Understanding EV Electric Vehicle.
An EV is an abbreviation for an Electric Vehicle. EVs are cars that are partially or entirely powered by electricity.
Electric vehicles have minimal operating expenses since there are fewer moving parts to maintain. They are also very environmentally friendly because they consume little or no fossil fuels (petrol or diesel). While some electric vehicles use lead acid or nickel metal hydride batteries, lithium-ion batteries are currently considered the norm for modern electric battery vehicles, as they have a longer lifespan and are exceptional at retaining energy, with a self-recharge rate of only 5% per month.. Despite this increased efficiency, there are still issues with these batteries since they can experience thermal runaway, which has resulted in fires or explosions in the Tesla Model S, despite efforts to improve battery safety.
Fully charging an electric car from home can cost as little as $4.80 and can even be free in public parking lots.
EV Electric Vehicle Types
There are two broad categories of electric vehicles (EV) – fully electric and plug-in hybrids.
Battery Electric Vehicles (BEV)
Battery-powered electric vehicles have around 99% less moving parts that require maintenance as compared to internal combustion engines.
Benefits of a BEV:
- Produces little noise
- There is no exhaust, spark plugs, clutch, or gears.
- Does not use fossil fuels and instead relies on rechargeable batteries
BEVs can be charged overnight at home, offering ample range for normal trips.

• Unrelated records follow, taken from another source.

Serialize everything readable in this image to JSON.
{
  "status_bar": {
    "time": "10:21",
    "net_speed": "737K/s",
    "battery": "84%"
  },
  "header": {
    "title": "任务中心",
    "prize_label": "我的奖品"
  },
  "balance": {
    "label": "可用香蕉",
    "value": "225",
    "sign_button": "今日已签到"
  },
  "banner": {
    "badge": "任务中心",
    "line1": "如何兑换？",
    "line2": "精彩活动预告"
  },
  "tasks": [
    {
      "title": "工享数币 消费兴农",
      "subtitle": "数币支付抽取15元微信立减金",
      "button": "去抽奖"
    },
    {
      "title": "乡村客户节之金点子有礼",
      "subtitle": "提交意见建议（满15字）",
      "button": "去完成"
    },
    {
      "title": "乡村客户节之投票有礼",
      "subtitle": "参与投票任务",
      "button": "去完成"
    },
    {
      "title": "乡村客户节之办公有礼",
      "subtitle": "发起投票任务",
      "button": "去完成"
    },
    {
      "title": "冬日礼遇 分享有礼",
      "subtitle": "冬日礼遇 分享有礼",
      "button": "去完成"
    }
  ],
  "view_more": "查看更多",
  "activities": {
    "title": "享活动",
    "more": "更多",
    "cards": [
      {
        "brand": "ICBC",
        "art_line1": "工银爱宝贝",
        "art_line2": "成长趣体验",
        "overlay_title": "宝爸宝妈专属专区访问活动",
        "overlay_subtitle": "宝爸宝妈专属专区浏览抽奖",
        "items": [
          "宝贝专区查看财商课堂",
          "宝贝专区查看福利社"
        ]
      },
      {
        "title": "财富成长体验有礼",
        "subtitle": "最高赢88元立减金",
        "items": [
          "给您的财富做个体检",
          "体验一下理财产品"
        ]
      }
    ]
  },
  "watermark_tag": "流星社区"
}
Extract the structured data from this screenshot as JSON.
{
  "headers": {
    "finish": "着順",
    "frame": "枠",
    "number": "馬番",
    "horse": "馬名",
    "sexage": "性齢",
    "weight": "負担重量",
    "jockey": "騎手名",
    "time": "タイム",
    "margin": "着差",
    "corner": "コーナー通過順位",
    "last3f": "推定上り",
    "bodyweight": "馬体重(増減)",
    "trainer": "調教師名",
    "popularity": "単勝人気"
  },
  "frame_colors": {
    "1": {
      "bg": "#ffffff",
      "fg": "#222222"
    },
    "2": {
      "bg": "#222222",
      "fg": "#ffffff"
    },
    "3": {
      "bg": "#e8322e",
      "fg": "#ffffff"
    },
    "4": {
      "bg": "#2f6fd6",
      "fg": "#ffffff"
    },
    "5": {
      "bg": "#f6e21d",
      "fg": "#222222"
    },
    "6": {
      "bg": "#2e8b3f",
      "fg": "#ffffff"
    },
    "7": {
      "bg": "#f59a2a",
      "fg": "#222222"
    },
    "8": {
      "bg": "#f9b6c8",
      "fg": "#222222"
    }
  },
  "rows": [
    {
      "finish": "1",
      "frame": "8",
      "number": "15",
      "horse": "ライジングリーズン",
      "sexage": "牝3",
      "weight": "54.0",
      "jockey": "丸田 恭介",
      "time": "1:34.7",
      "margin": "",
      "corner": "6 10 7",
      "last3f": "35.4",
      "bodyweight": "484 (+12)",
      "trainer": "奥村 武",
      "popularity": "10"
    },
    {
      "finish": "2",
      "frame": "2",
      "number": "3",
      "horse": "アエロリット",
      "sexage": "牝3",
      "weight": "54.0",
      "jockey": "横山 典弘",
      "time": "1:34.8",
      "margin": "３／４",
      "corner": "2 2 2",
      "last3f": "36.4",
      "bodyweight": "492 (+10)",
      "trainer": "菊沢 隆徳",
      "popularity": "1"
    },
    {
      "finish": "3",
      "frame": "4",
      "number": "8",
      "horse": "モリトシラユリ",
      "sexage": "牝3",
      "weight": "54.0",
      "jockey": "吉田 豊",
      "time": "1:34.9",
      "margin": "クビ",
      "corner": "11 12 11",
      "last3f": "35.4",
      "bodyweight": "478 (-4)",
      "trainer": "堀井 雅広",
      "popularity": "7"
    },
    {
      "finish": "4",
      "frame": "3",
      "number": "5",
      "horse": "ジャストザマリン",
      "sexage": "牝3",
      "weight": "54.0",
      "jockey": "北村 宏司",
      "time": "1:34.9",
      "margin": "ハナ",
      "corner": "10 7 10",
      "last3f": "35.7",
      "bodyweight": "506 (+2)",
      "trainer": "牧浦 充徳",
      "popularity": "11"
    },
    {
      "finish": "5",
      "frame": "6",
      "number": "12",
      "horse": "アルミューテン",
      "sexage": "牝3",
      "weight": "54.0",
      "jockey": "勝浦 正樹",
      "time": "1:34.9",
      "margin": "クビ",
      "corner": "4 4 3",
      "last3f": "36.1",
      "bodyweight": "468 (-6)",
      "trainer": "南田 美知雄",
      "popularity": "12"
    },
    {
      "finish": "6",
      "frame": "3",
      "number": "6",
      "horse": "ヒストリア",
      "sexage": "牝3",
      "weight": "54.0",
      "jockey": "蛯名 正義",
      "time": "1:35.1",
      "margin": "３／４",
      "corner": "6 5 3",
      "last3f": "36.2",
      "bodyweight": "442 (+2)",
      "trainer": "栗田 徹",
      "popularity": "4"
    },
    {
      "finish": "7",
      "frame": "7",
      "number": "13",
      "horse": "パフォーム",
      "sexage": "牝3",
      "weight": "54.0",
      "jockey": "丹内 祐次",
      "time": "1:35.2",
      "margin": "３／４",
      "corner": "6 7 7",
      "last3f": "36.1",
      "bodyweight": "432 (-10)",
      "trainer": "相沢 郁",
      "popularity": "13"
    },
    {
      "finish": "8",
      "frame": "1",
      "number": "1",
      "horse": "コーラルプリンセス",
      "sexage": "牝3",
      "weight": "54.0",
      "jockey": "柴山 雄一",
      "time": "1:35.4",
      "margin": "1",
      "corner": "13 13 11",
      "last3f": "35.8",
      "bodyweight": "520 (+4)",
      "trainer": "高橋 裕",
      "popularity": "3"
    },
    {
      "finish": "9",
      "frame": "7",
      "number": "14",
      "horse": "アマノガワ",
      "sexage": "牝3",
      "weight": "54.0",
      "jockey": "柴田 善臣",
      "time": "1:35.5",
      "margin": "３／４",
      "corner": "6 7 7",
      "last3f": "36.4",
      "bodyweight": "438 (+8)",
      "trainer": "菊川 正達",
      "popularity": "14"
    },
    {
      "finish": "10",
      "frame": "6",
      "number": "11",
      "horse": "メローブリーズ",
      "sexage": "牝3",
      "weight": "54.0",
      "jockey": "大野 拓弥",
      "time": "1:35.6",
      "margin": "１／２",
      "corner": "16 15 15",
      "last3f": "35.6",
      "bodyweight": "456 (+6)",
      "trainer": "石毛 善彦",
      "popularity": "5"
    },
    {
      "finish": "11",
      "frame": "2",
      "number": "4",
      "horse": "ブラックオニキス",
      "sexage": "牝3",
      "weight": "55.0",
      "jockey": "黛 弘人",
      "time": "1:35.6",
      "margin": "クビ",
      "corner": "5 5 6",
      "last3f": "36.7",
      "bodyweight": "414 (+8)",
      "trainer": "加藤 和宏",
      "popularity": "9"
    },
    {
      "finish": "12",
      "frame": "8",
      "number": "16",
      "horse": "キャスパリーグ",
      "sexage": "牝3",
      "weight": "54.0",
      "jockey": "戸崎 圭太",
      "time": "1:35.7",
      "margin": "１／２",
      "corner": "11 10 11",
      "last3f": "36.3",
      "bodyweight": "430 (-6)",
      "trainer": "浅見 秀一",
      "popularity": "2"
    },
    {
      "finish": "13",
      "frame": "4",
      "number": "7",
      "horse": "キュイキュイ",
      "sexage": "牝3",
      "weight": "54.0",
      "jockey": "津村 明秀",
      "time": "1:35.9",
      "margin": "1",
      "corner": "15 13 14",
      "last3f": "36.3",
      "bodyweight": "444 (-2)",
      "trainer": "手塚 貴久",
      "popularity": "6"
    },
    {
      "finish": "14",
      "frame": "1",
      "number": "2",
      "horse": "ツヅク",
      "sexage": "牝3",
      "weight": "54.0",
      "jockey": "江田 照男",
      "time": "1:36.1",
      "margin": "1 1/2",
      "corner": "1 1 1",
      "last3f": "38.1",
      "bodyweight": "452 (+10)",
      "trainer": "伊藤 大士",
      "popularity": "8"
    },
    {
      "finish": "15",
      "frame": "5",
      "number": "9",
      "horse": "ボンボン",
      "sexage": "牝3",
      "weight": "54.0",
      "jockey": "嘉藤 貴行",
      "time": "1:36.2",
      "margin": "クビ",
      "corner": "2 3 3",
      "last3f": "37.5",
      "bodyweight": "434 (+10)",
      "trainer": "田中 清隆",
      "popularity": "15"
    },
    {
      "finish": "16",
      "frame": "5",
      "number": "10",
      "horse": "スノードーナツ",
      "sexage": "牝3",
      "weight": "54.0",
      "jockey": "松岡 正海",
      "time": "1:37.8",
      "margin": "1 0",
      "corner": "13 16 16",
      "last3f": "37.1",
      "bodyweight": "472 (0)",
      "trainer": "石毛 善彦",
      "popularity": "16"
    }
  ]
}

Longer travels or those with a lot of hill climbs, on the other hand, may necessitate charging the fuel cells before arriving at your destination, however regenerative braking or going downhill can assist reduce this by charging the battery packs.
An electric vehicle’s charging time might range from 30 minutes to more than 12 hours. This is determined by the charging station’s speed and the size of the battery.
In the actual world, range is one of the most pressing issues for electric vehicles, although it is being solved by industry.
Plug-in Hybrid Electric Vehicles (PHEV)
Instead of relying primarily on an electric motor, hybrid electric vehicles use a combination of battery and gasoline (or diesel) power. This makes them better for long-distance driving because you can switch to standard fuels instead of finding charging sites to top up the battery.
Of course, the same drawbacks to combustion engine vehicles apply to PHEVs, such as increased maintenance, engine noise, pollutants, and the cost of gasoline. PHEVs also have smaller battery packs, resulting in a shorter range.